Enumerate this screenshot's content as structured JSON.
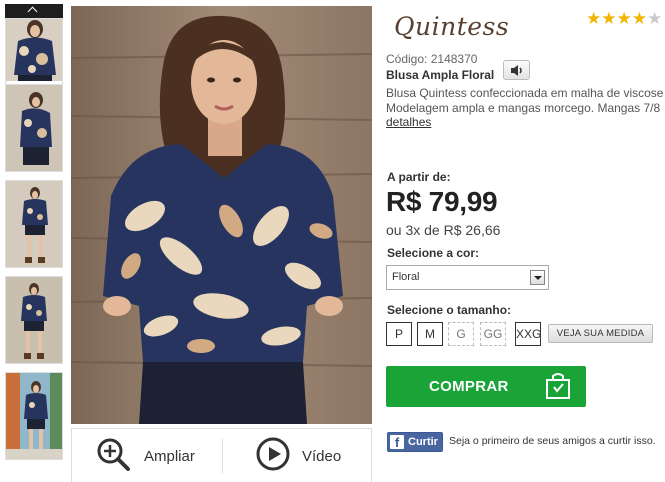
{
  "brand": {
    "name": "Quintess"
  },
  "rating": {
    "stars": 4,
    "max": 5
  },
  "product": {
    "code_label": "Código:",
    "code_value": "2148370",
    "name": "Blusa Ampla Floral",
    "desc_line1": "Blusa Quintess confeccionada em malha de viscose",
    "desc_line2": "Modelagem ampla e mangas morcego. Mangas 7/8",
    "details_link": "detalhes"
  },
  "pricing": {
    "from_label": "A partir de:",
    "price": "R$ 79,99",
    "installments": "ou 3x de R$ 26,66"
  },
  "color": {
    "label": "Selecione a cor:",
    "selected": "Floral"
  },
  "size": {
    "label": "Selecione o tamanho:",
    "options": [
      "P",
      "M",
      "G",
      "GG",
      "XXG"
    ],
    "measure_button": "VEJA SUA MEDIDA"
  },
  "buy_button": "COMPRAR",
  "facebook": {
    "button": "Curtir",
    "text": "Seja o primeiro de seus amigos a curtir isso."
  },
  "photo_bar": {
    "zoom": "Ampliar",
    "video": "Vídeo"
  },
  "icons": [
    "chevron-up-icon",
    "speaker-icon",
    "zoom-in-icon",
    "play-icon",
    "shopping-bag-icon",
    "facebook-icon",
    "star-icon"
  ],
  "colors": {
    "buy_green": "#1aa336",
    "brand_brown": "#5a4030",
    "facebook_blue": "#4a66a0",
    "star_gold": "#f2b600"
  }
}
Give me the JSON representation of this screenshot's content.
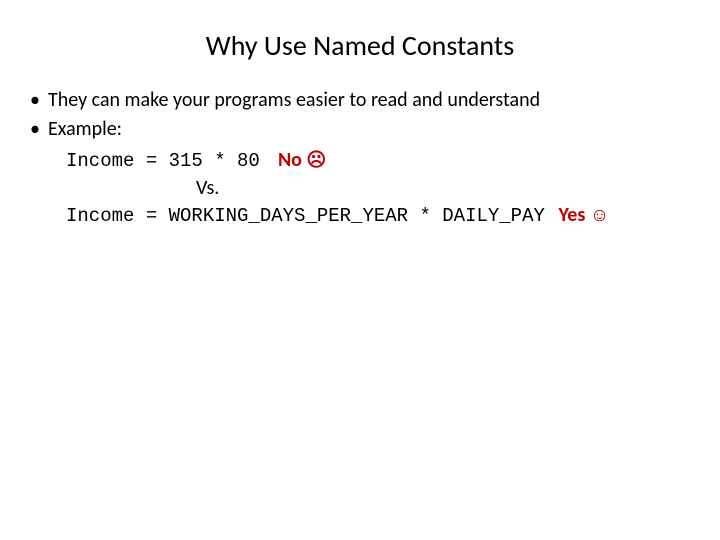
{
  "title": "Why Use Named Constants",
  "bullets": {
    "b1": "They can make your programs easier to read and understand",
    "b2": "Example:"
  },
  "example": {
    "line1_code": "Income = 315 * 80",
    "no_label": "No",
    "no_emo": "☹",
    "vs": "Vs.",
    "line2_code": "Income = WORKING_DAYS_PER_YEAR * DAILY_PAY",
    "yes_label": "Yes",
    "yes_emo": "☺"
  }
}
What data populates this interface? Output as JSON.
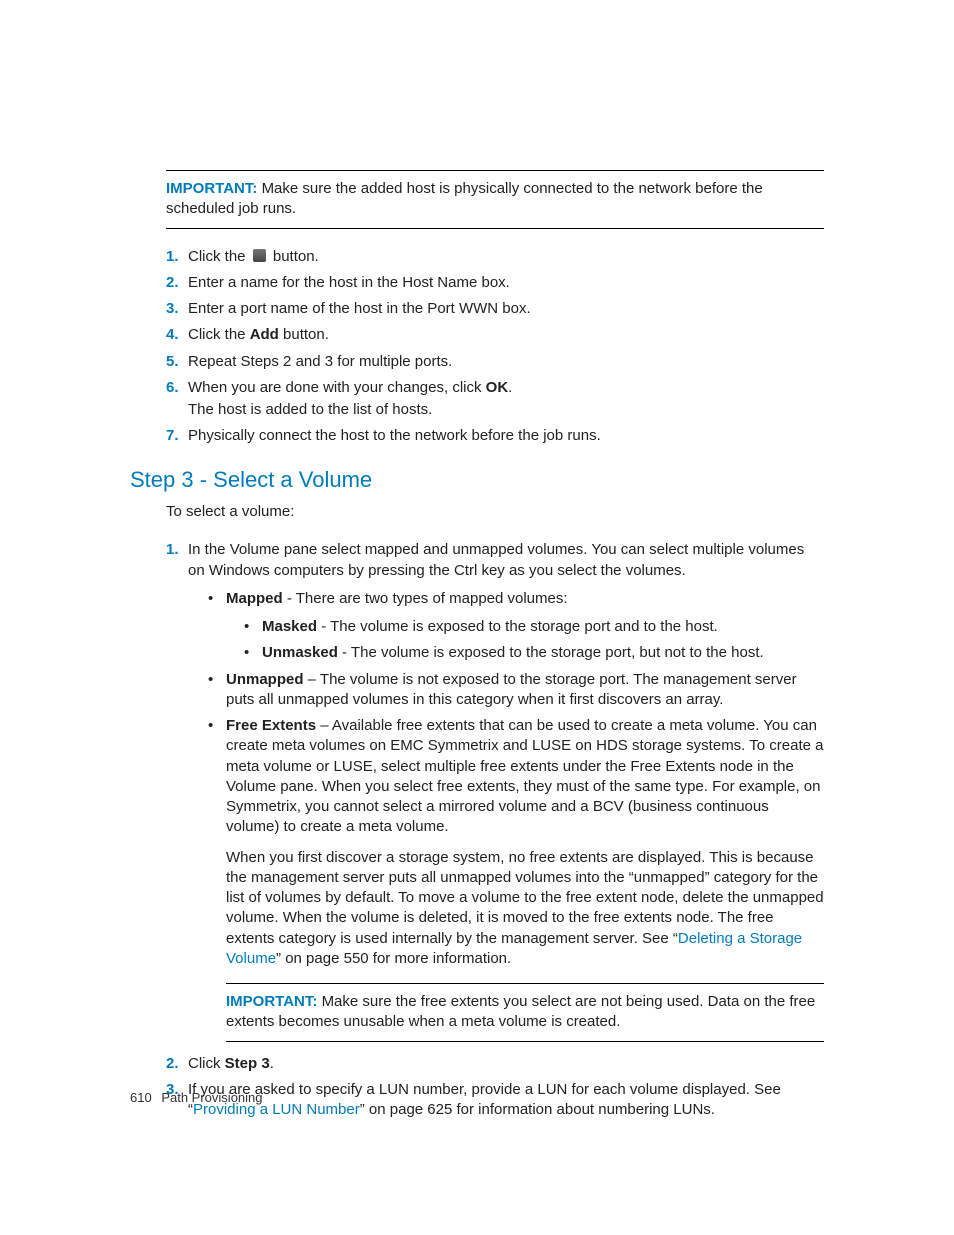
{
  "callout1": {
    "lead": "IMPORTANT:",
    "text": "Make sure the added host is physically connected to the network before the scheduled job runs."
  },
  "steps1": {
    "s1_pre": "Click the ",
    "s1_post": " button.",
    "s2": "Enter a name for the host in the Host Name box.",
    "s3": "Enter a port name of the host in the Port WWN box.",
    "s4_pre": "Click the ",
    "s4_bold": "Add",
    "s4_post": " button.",
    "s5": "Repeat Steps 2 and 3 for multiple ports.",
    "s6_pre": "When you are done with your changes, click ",
    "s6_bold": "OK",
    "s6_post": ".",
    "s6_sub": "The host is added to the list of hosts.",
    "s7": "Physically connect the host to the network before the job runs."
  },
  "heading": "Step 3 - Select a Volume",
  "intro": "To select a volume:",
  "vol": {
    "s1": "In the Volume pane select mapped and unmapped volumes. You can select multiple volumes on Windows computers by pressing the Ctrl key as you select the volumes.",
    "mapped_label": "Mapped",
    "mapped_text": " - There are two types of mapped volumes:",
    "masked_label": "Masked",
    "masked_text": " - The volume is exposed to the storage port and to the host.",
    "unmasked_label": "Unmasked",
    "unmasked_text": " - The volume is exposed to the storage port, but not to the host.",
    "unmapped_label": "Unmapped",
    "unmapped_text": " – The volume is not exposed to the storage port. The management server puts all unmapped volumes in this category when it first discovers an array.",
    "free_label": "Free Extents",
    "free_text": " – Available free extents that can be used to create a meta volume. You can create meta volumes on EMC Symmetrix and LUSE on HDS storage systems. To create a meta volume or LUSE, select multiple free extents under the Free Extents node in the Volume pane. When you select free extents, they must of the same type. For example, on Symmetrix, you cannot select a mirrored volume and a BCV (business continuous volume) to create a meta volume.",
    "free_p2_pre": "When you first discover a storage system, no free extents are displayed. This is because the management server puts all unmapped volumes into the “unmapped” category for the list of volumes by default. To move a volume to the free extent node, delete the unmapped volume. When the volume is deleted, it is moved to the free extents node. The free extents category is used internally by the management server. See “",
    "free_p2_link": "Deleting a Storage Volume",
    "free_p2_post": "” on page 550 for more information.",
    "callout_lead": "IMPORTANT:",
    "callout_text": "Make sure the free extents you select are not being used. Data on the free extents becomes unusable when a meta volume is created.",
    "s2_pre": "Click ",
    "s2_bold": "Step 3",
    "s2_post": ".",
    "s3_pre": "If you are asked to specify a LUN number, provide a LUN for each volume displayed. See “",
    "s3_link": "Providing a LUN Number",
    "s3_post": "” on page 625 for information about numbering LUNs."
  },
  "footer": {
    "page": "610",
    "title": "Path Provisioning"
  }
}
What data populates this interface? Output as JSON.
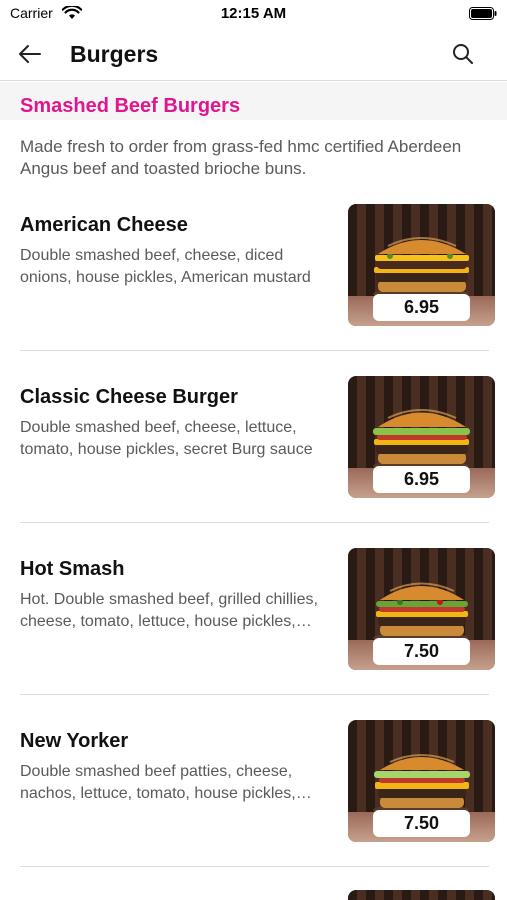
{
  "status_bar": {
    "carrier": "Carrier",
    "time": "12:15 AM"
  },
  "nav": {
    "title": "Burgers"
  },
  "section": {
    "title": "Smashed Beef Burgers",
    "description": "Made fresh to order from grass-fed hmc certified Aberdeen Angus beef and toasted brioche buns."
  },
  "items": [
    {
      "name": "American Cheese",
      "description": "Double smashed beef, cheese, diced onions, house pickles, American mustard",
      "price": "6.95"
    },
    {
      "name": "Classic Cheese Burger",
      "description": "Double smashed beef, cheese, lettuce, tomato, house pickles, secret Burg sauce",
      "price": "6.95"
    },
    {
      "name": "Hot Smash",
      "description": "Hot. Double smashed beef, grilled chillies, cheese, tomato, lettuce, house pickles, secret sauce",
      "price": "7.50"
    },
    {
      "name": "New Yorker",
      "description": "Double smashed beef patties, cheese, nachos, lettuce, tomato, house pickles, secret sauce",
      "price": "7.50"
    }
  ],
  "icons": {
    "back": "arrow-left-icon",
    "search": "search-icon",
    "wifi": "wifi-icon",
    "battery": "battery-icon"
  },
  "colors": {
    "accent": "#e0168e"
  }
}
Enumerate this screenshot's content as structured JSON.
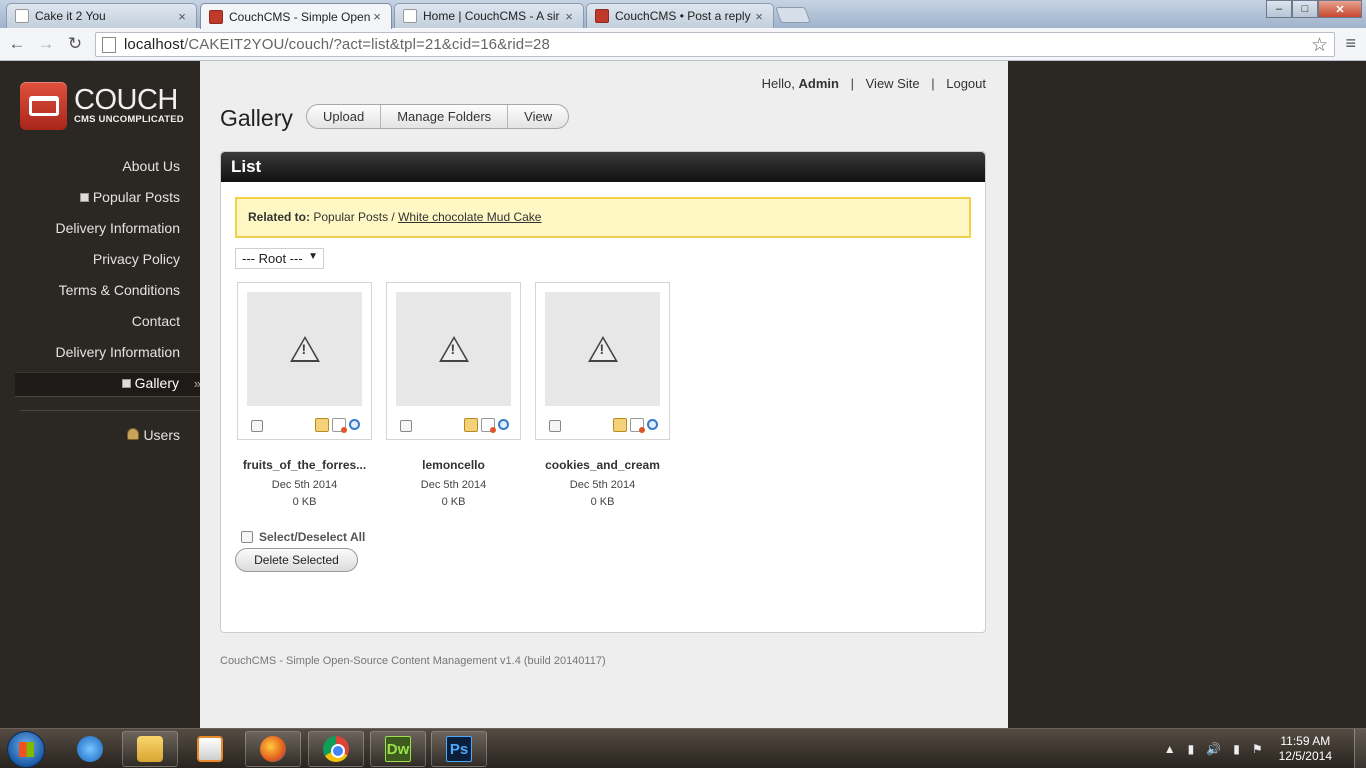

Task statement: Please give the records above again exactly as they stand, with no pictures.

Solution to this problem:
Enumerate this screenshot's content as structured JSON.
{
  "brand": {
    "name": "Quintess"
  },
  "rating": {
    "stars": 4,
    "max": 5
  },
  "product": {
    "code_label": "Código:",
    "code_value": "2148370",
    "name": "Blusa Ampla Floral",
    "desc_line1": "Blusa Quintess confeccionada em malha de viscose",
    "desc_line2": "Modelagem ampla e mangas morcego. Mangas 7/8",
    "details_link": "detalhes"
  },
  "pricing": {
    "from_label": "A partir de:",
    "price": "R$ 79,99",
    "installments": "ou 3x de R$ 26,66"
  },
  "color": {
    "label": "Selecione a cor:",
    "selected": "Floral"
  },
  "size": {
    "label": "Selecione o tamanho:",
    "options": [
      "P",
      "M",
      "G",
      "GG",
      "XXG"
    ],
    "measure_button": "VEJA SUA MEDIDA"
  },
  "buy_button": "COMPRAR",
  "facebook": {
    "button": "Curtir",
    "text": "Seja o primeiro de seus amigos a curtir isso."
  },
  "photo_bar": {
    "zoom": "Ampliar",
    "video": "Vídeo"
  },
  "icons": [
    "chevron-up-icon",
    "speaker-icon",
    "zoom-in-icon",
    "play-icon",
    "shopping-bag-icon",
    "facebook-icon",
    "star-icon"
  ],
  "colors": {
    "buy_green": "#1aa336",
    "brand_brown": "#5a4030",
    "facebook_blue": "#4a66a0",
    "star_gold": "#f2b600"
  }
}
Give me the JSON representation of this screenshot's content.
{
  "title": "Why Use Named Constants",
  "bullets": {
    "b1": "They can make your programs easier to read and understand",
    "b2": "Example:"
  },
  "example": {
    "line1_code": "Income = 315 * 80",
    "no_label": "No",
    "no_emo": "☹",
    "vs": "Vs.",
    "line2_code": "Income = WORKING_DAYS_PER_YEAR * DAILY_PAY",
    "yes_label": "Yes",
    "yes_emo": "☺"
  }
}
What data populates this interface? Output as JSON.
{
  "callout1": {
    "lead": "IMPORTANT:",
    "text": "Make sure the added host is physically connected to the network before the scheduled job runs."
  },
  "steps1": {
    "s1_pre": "Click the ",
    "s1_post": " button.",
    "s2": "Enter a name for the host in the Host Name box.",
    "s3": "Enter a port name of the host in the Port WWN box.",
    "s4_pre": "Click the ",
    "s4_bold": "Add",
    "s4_post": " button.",
    "s5": "Repeat Steps 2 and 3 for multiple ports.",
    "s6_pre": "When you are done with your changes, click ",
    "s6_bold": "OK",
    "s6_post": ".",
    "s6_sub": "The host is added to the list of hosts.",
    "s7": "Physically connect the host to the network before the job runs."
  },
  "heading": "Step 3 - Select a Volume",
  "intro": "To select a volume:",
  "vol": {
    "s1": "In the Volume pane select mapped and unmapped volumes. You can select multiple volumes on Windows computers by pressing the Ctrl key as you select the volumes.",
    "mapped_label": "Mapped",
    "mapped_text": " - There are two types of mapped volumes:",
    "masked_label": "Masked",
    "masked_text": " - The volume is exposed to the storage port and to the host.",
    "unmasked_label": "Unmasked",
    "unmasked_text": " - The volume is exposed to the storage port, but not to the host.",
    "unmapped_label": "Unmapped",
    "unmapped_text": " – The volume is not exposed to the storage port. The management server puts all unmapped volumes in this category when it first discovers an array.",
    "free_label": "Free Extents",
    "free_text": " – Available free extents that can be used to create a meta volume. You can create meta volumes on EMC Symmetrix and LUSE on HDS storage systems. To create a meta volume or LUSE, select multiple free extents under the Free Extents node in the Volume pane. When you select free extents, they must of the same type. For example, on Symmetrix, you cannot select a mirrored volume and a BCV (business continuous volume) to create a meta volume.",
    "free_p2_pre": "When you first discover a storage system, no free extents are displayed. This is because the management server puts all unmapped volumes into the “unmapped” category for the list of volumes by default. To move a volume to the free extent node, delete the unmapped volume. When the volume is deleted, it is moved to the free extents node. The free extents category is used internally by the management server. See “",
    "free_p2_link": "Deleting a Storage Volume",
    "free_p2_post": "” on page 550 for more information.",
    "callout_lead": "IMPORTANT:",
    "callout_text": "Make sure the free extents you select are not being used. Data on the free extents becomes unusable when a meta volume is created.",
    "s2_pre": "Click ",
    "s2_bold": "Step 3",
    "s2_post": ".",
    "s3_pre": "If you are asked to specify a LUN number, provide a LUN for each volume displayed. See “",
    "s3_link": "Providing a LUN Number",
    "s3_post": "” on page 625 for information about numbering LUNs."
  },
  "footer": {
    "page": "610",
    "title": "Path Provisioning"
  }
}
What data populates this interface? Output as JSON.
{
  "status_bar": {
    "carrier": "Carrier",
    "time": "12:15 AM"
  },
  "nav": {
    "title": "Burgers"
  },
  "section": {
    "title": "Smashed Beef Burgers",
    "description": "Made fresh to order from grass-fed hmc certified Aberdeen Angus beef and toasted brioche buns."
  },
  "items": [
    {
      "name": "American Cheese",
      "description": "Double smashed beef, cheese, diced onions, house pickles, American mustard",
      "price": "6.95"
    },
    {
      "name": "Classic Cheese Burger",
      "description": "Double smashed beef, cheese, lettuce, tomato, house pickles, secret Burg sauce",
      "price": "6.95"
    },
    {
      "name": "Hot Smash",
      "description": "Hot. Double smashed beef, grilled chillies, cheese, tomato, lettuce, house pickles, secret sauce",
      "price": "7.50"
    },
    {
      "name": "New Yorker",
      "description": "Double smashed beef patties, cheese, nachos, lettuce, tomato, house pickles, secret sauce",
      "price": "7.50"
    }
  ],
  "icons": {
    "back": "arrow-left-icon",
    "search": "search-icon",
    "wifi": "wifi-icon",
    "battery": "battery-icon"
  },
  "colors": {
    "accent": "#e0168e"
  }
}
Enumerate this screenshot's content as structured JSON.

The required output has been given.